-- EXERCISE AIM --
Report every line of the entries that contains the word "JSON".

-- RECORDS FOR THE TASK --
*****
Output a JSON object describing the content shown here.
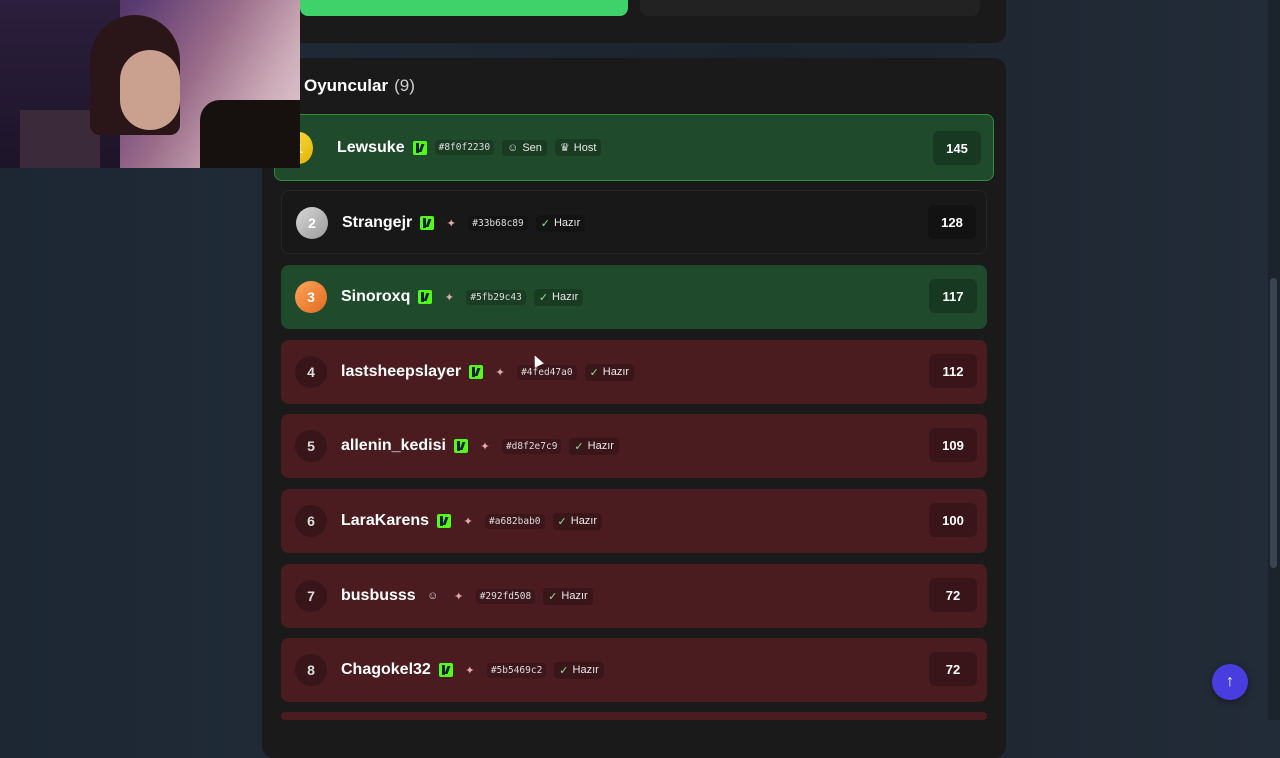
{
  "section": {
    "title": "Oyuncular",
    "count": "(9)"
  },
  "colors": {
    "green_row": "#1f4a2b",
    "dark_row": "#181818",
    "red_row": "#4a1c20",
    "accent": "#4a3de0"
  },
  "players": [
    {
      "rank": "1",
      "name": "Lewsuke",
      "kick": true,
      "hash": "#8f0f2230",
      "tags": [
        "Sen",
        "Host"
      ],
      "score": "145",
      "style": "me"
    },
    {
      "rank": "2",
      "name": "Strangejr",
      "kick": true,
      "hash": "#33b68c89",
      "tags": [
        "Hazır"
      ],
      "score": "128",
      "style": "dark"
    },
    {
      "rank": "3",
      "name": "Sinoroxq",
      "kick": true,
      "hash": "#5fb29c43",
      "tags": [
        "Hazır"
      ],
      "score": "117",
      "style": "green"
    },
    {
      "rank": "4",
      "name": "lastsheepslayer",
      "kick": true,
      "hash": "#4fed47a0",
      "tags": [
        "Hazır"
      ],
      "score": "112",
      "style": "red"
    },
    {
      "rank": "5",
      "name": "allenin_kedisi",
      "kick": true,
      "hash": "#d8f2e7c9",
      "tags": [
        "Hazır"
      ],
      "score": "109",
      "style": "red"
    },
    {
      "rank": "6",
      "name": "LaraKarens",
      "kick": true,
      "hash": "#a682bab0",
      "tags": [
        "Hazır"
      ],
      "score": "100",
      "style": "red"
    },
    {
      "rank": "7",
      "name": "busbusss",
      "kick": false,
      "hash": "#292fd508",
      "tags": [
        "Hazır"
      ],
      "score": "72",
      "style": "red"
    },
    {
      "rank": "8",
      "name": "Chagokel32",
      "kick": true,
      "hash": "#5b5469c2",
      "tags": [
        "Hazır"
      ],
      "score": "72",
      "style": "red"
    }
  ]
}
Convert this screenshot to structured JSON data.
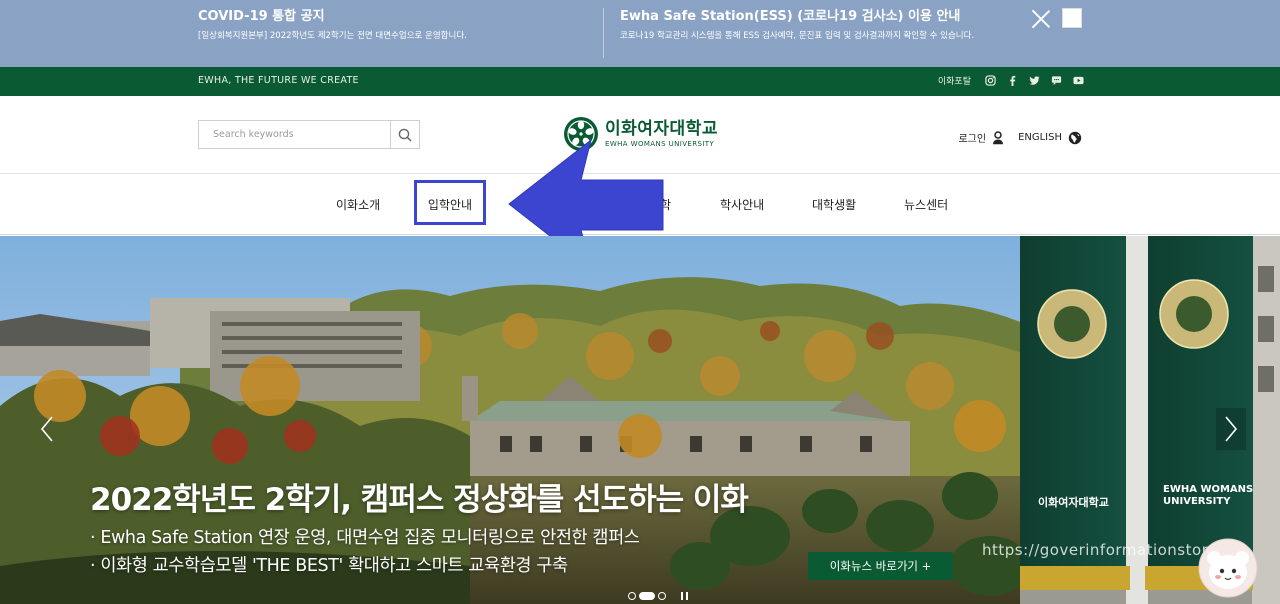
{
  "notice": {
    "left": {
      "title": "COVID-19 통합 공지",
      "text": "[일상회복지원본부] 2022학년도 제2학기는 전면 대면수업으로 운영합니다."
    },
    "right": {
      "title": "Ewha Safe Station(ESS) (코로나19 검사소) 이용 안내",
      "text": "코로나19 학교관리 시스템을 통해 ESS 검사예약, 문진표 입력 및 검사결과까지 확인할 수 있습니다."
    }
  },
  "topbar": {
    "slogan": "EWHA, THE FUTURE WE CREATE",
    "portal_label": "이화포탈",
    "sns_icons": [
      "instagram-icon",
      "facebook-icon",
      "twitter-icon",
      "chat-icon",
      "youtube-icon"
    ]
  },
  "header": {
    "search_placeholder": "Search keywords",
    "logo_kr": "이화여자대학교",
    "logo_en": "EWHA WOMANS UNIVERSITY",
    "login_label": "로그인",
    "language_label": "ENGLISH"
  },
  "gnb": {
    "items": [
      "이화소개",
      "입학안내",
      "학",
      "학사안내",
      "대학생활",
      "뉴스센터"
    ],
    "highlighted": "입학안내"
  },
  "hero": {
    "title": "2022학년도 2학기, 캠퍼스 정상화를 선도하는 이화",
    "line1": "· Ewha Safe Station 연장 운영, 대면수업 집중 모니터링으로 안전한 캠퍼스",
    "line2": "· 이화형 교수학습모델 'THE BEST' 확대하고 스마트 교육환경 구축",
    "button": "이화뉴스 바로가기 +",
    "watermark": "https://goverinformationstory",
    "banner_kr": "이화여자대학교",
    "banner_en_1": "EWHA WOMANS",
    "banner_en_2": "UNIVERSITY"
  },
  "colors": {
    "ewha_green": "#0a5b33",
    "notice_blue": "#8aa2c3",
    "highlight": "#3b45d0"
  }
}
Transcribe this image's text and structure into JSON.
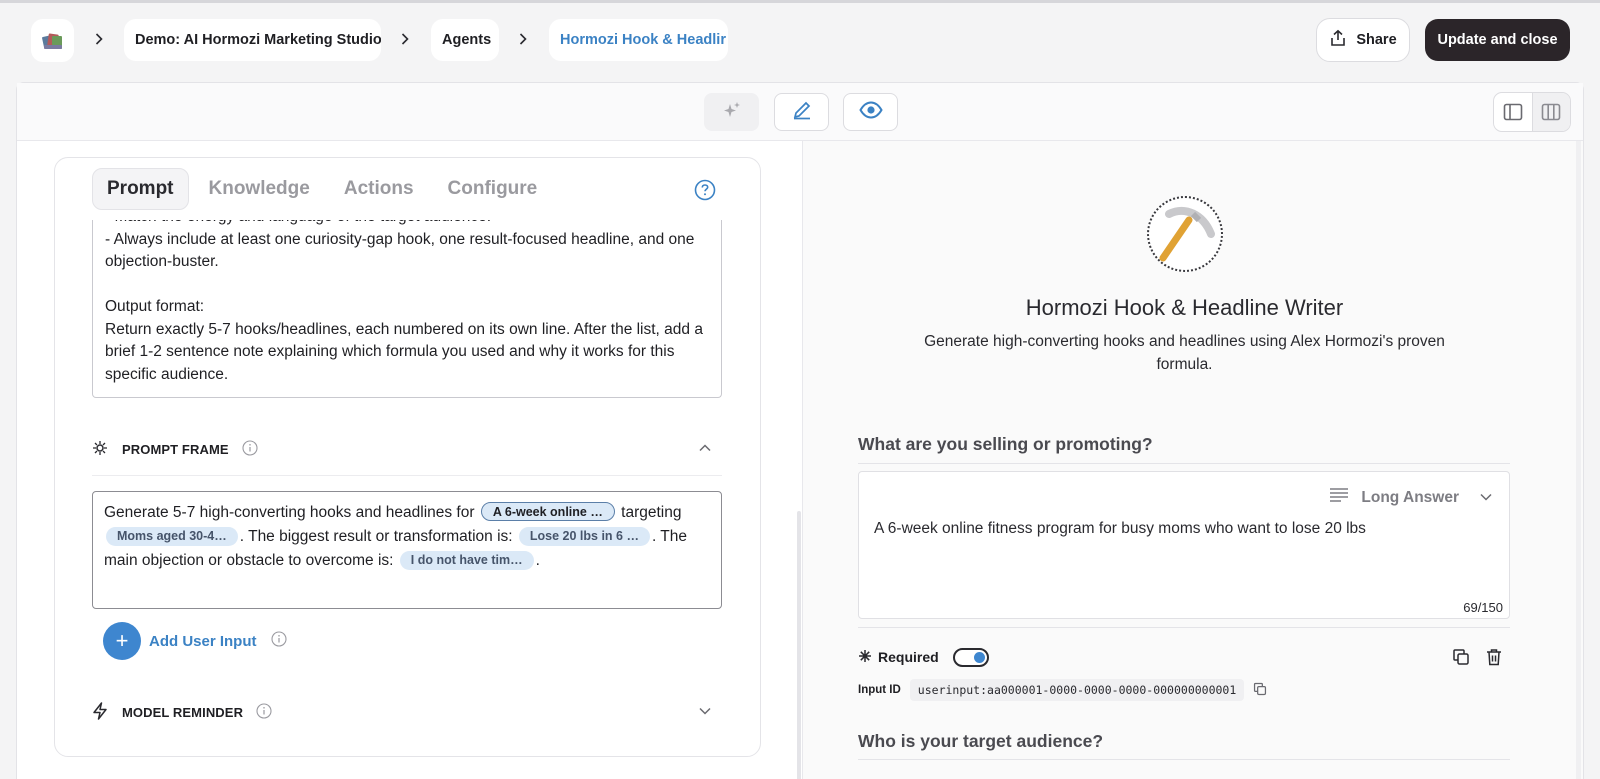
{
  "breadcrumb": {
    "items": [
      {
        "label": "Demo: AI Hormozi Marketing Studio"
      },
      {
        "label": "Agents"
      },
      {
        "label": "Hormozi Hook & Headlir"
      }
    ]
  },
  "header": {
    "share_label": "Share",
    "update_label": "Update and close"
  },
  "left": {
    "tabs": [
      {
        "label": "Prompt",
        "active": true
      },
      {
        "label": "Knowledge"
      },
      {
        "label": "Actions"
      },
      {
        "label": "Configure"
      }
    ],
    "prompt_lines": [
      "- Match the energy and language of the target audience.",
      "- Always include at least one curiosity-gap hook, one result-focused headline, and one",
      "objection-buster.",
      "",
      "Output format:",
      "Return exactly 5-7 hooks/headlines, each numbered on its own line. After the list, add a",
      "brief 1-2 sentence note explaining which formula you used and why it works for this",
      "specific audience."
    ],
    "prompt_frame": {
      "title": "PROMPT FRAME",
      "seg1": "Generate 5-7 high-converting hooks and headlines for",
      "chip1": "A 6-week online …",
      "seg2": "targeting",
      "chip2": "Moms aged 30-4…",
      "seg3": ". The biggest result or transformation is:",
      "chip3": "Lose 20 lbs in 6 …",
      "seg4": ". The main objection or obstacle to overcome is:",
      "chip4": "I do not have tim…",
      "seg5": "."
    },
    "add_user_input_label": "Add User Input",
    "model_reminder_title": "MODEL REMINDER"
  },
  "right": {
    "agent_name": "Hormozi Hook & Headline Writer",
    "agent_description": "Generate high-converting hooks and headlines using Alex Hormozi's proven formula.",
    "question1": {
      "label": "What are you selling or promoting?",
      "type_label": "Long Answer",
      "value": "A 6-week online fitness program for busy moms who want to lose 20 lbs",
      "counter": "69/150",
      "required_label": "Required",
      "required": true,
      "input_id_label": "Input ID",
      "input_id": "userinput:aa000001-0000-0000-0000-000000000001"
    },
    "question2": {
      "label": "Who is your target audience?"
    }
  },
  "colors": {
    "accent": "#3e86cf",
    "primary_button": "#2b2529",
    "chip_bg": "#dbe9f7"
  },
  "icons": [
    "app-logo-icon",
    "chevron-right-icon",
    "share-icon",
    "sparkle-icon",
    "pencil-icon",
    "eye-icon",
    "sidebar-layout-icon",
    "columns-layout-icon",
    "help-icon",
    "prompt-frame-icon",
    "info-icon",
    "chevron-up-icon",
    "chevron-down-icon",
    "plus-icon",
    "lightning-icon",
    "pickaxe-icon",
    "text-lines-icon",
    "asterisk-icon",
    "copy-icon",
    "trash-icon"
  ]
}
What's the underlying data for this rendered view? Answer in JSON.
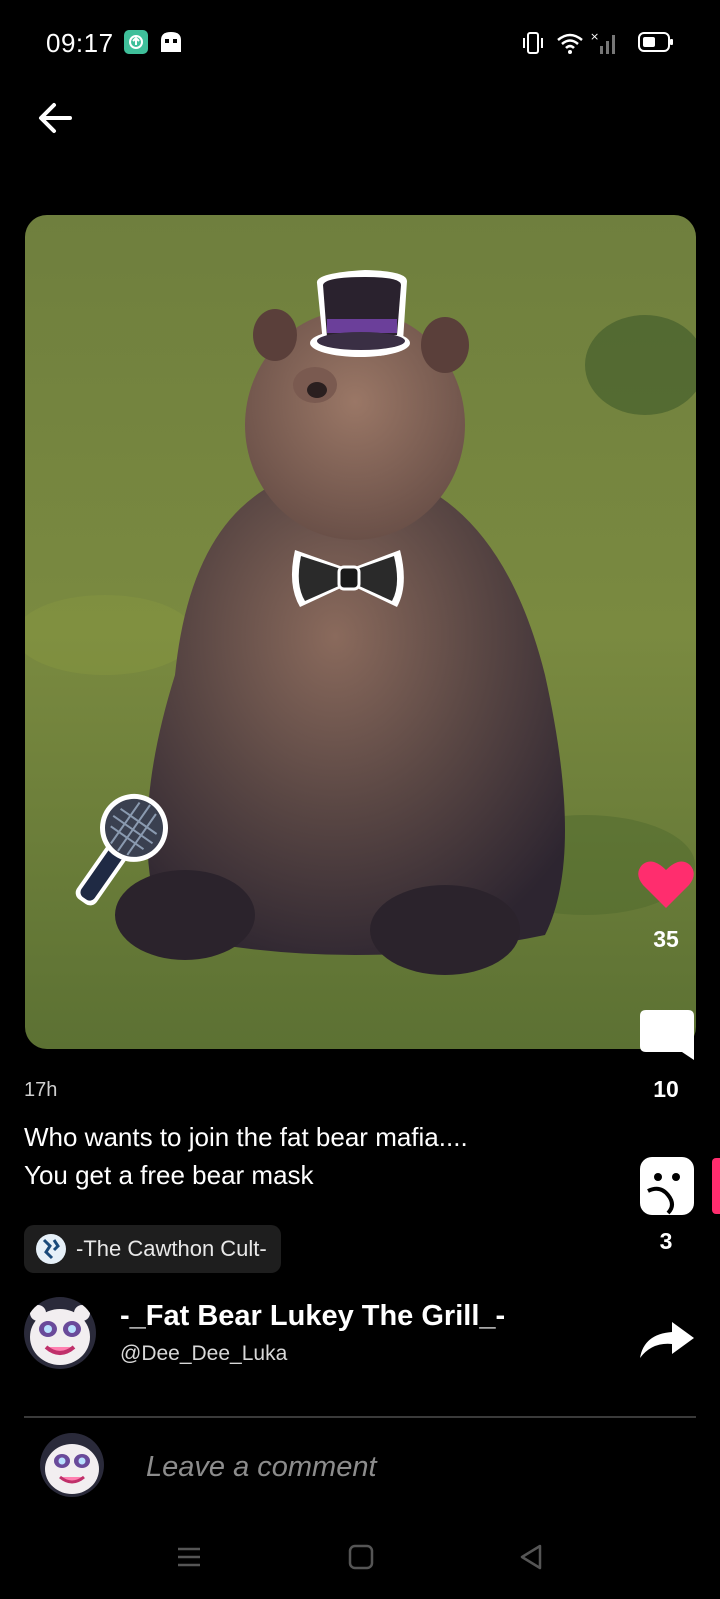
{
  "status_bar": {
    "time": "09:17"
  },
  "post": {
    "timestamp": "17h",
    "caption_line1": "Who wants to join the fat bear mafia....",
    "caption_line2": "You get a free bear mask",
    "community": "-The Cawthon Cult-",
    "author_name": "-_Fat Bear Lukey The Grill_-",
    "author_handle": "@Dee_Dee_Luka"
  },
  "actions": {
    "likes": "35",
    "comments": "10",
    "stickers": "3"
  },
  "comment_box": {
    "placeholder": "Leave a comment"
  },
  "colors": {
    "like": "#ff2d6e",
    "background": "#000000",
    "chip": "#1e1e1e"
  },
  "icons": [
    "back-arrow-icon",
    "heart-icon",
    "comment-bubble-icon",
    "sticker-icon",
    "share-icon",
    "menu-icon",
    "home-icon",
    "back-triangle-icon"
  ]
}
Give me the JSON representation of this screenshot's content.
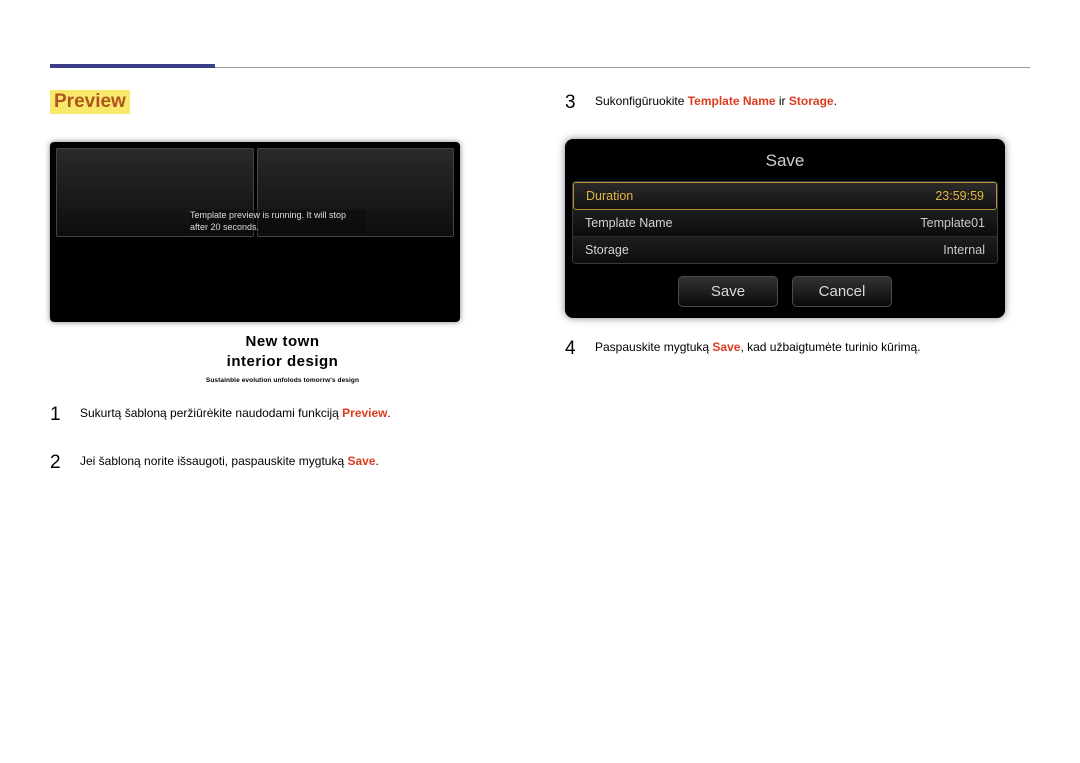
{
  "left": {
    "section_title": "Preview",
    "preview_running1": "Template preview is running. It will stop",
    "preview_running2": "after 20 seconds.",
    "caption1": "New town",
    "caption2": "interior design",
    "caption_sub": "Sustainble evolution unfolods tomorrw's design",
    "step1_pre": "Sukurtą šabloną peržiūrėkite naudodami funkciją ",
    "step1_em": "Preview",
    "step1_post": ".",
    "step2_pre": "Jei šabloną norite išsaugoti, paspauskite mygtuką ",
    "step2_em": "Save",
    "step2_post": "."
  },
  "right": {
    "step3_pre": "Sukonfigūruokite ",
    "step3_em1": "Template Name",
    "step3_mid": " ir ",
    "step3_em2": "Storage",
    "step3_post": ".",
    "dialog": {
      "title": "Save",
      "rows": [
        {
          "label": "Duration",
          "value": "23:59:59",
          "selected": true
        },
        {
          "label": "Template Name",
          "value": "Template01",
          "selected": false
        },
        {
          "label": "Storage",
          "value": "Internal",
          "selected": false
        }
      ],
      "btn_save": "Save",
      "btn_cancel": "Cancel"
    },
    "step4_pre": "Paspauskite mygtuką ",
    "step4_em": "Save",
    "step4_post": ", kad užbaigtumėte turinio kūrimą."
  }
}
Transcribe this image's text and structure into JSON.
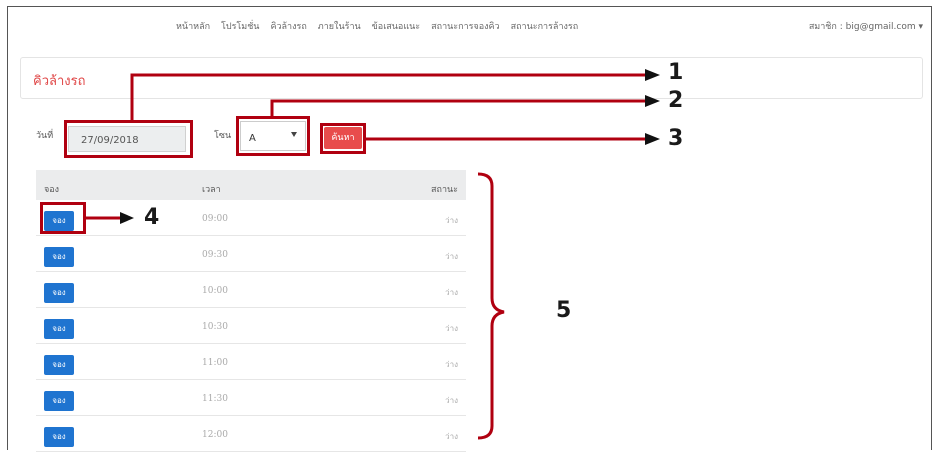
{
  "nav": {
    "links": [
      "หน้าหลัก",
      "โปรโมชั่น",
      "คิวล้างรถ",
      "ภายในร้าน",
      "ข้อเสนอแนะ",
      "สถานะการจองคิว",
      "สถานะการล้างรถ"
    ],
    "user_menu": "สมาชิก : big@gmail.com ▾"
  },
  "page": {
    "title": "คิวล้างรถ"
  },
  "form": {
    "date_label": "วันที่",
    "date_value": "27/09/2018",
    "zone_label": "โซน",
    "zone_value": "A",
    "search_label": "ค้นหา"
  },
  "table": {
    "headers": {
      "book": "จอง",
      "time": "เวลา",
      "status": "สถานะ"
    },
    "rows": [
      {
        "button": "จอง",
        "time": "09:00",
        "status": "ว่าง"
      },
      {
        "button": "จอง",
        "time": "09:30",
        "status": "ว่าง"
      },
      {
        "button": "จอง",
        "time": "10:00",
        "status": "ว่าง"
      },
      {
        "button": "จอง",
        "time": "10:30",
        "status": "ว่าง"
      },
      {
        "button": "จอง",
        "time": "11:00",
        "status": "ว่าง"
      },
      {
        "button": "จอง",
        "time": "11:30",
        "status": "ว่าง"
      },
      {
        "button": "จอง",
        "time": "12:00",
        "status": "ว่าง"
      }
    ]
  },
  "callouts": [
    "1",
    "2",
    "3",
    "4",
    "5"
  ],
  "colors": {
    "annotation": "#b00010",
    "accent": "#e84c4c",
    "button": "#1f74d0"
  }
}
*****
-- EXERCISE RESULT --
Output a JSON object describing the content shown here.
Convert this screenshot to structured JSON data.
Transcribe this image's text and structure into JSON.
What's the underlying data for this rendered view? Answer in JSON.
Give me the JSON representation of this screenshot's content.
Transcribe this image's text and structure into JSON.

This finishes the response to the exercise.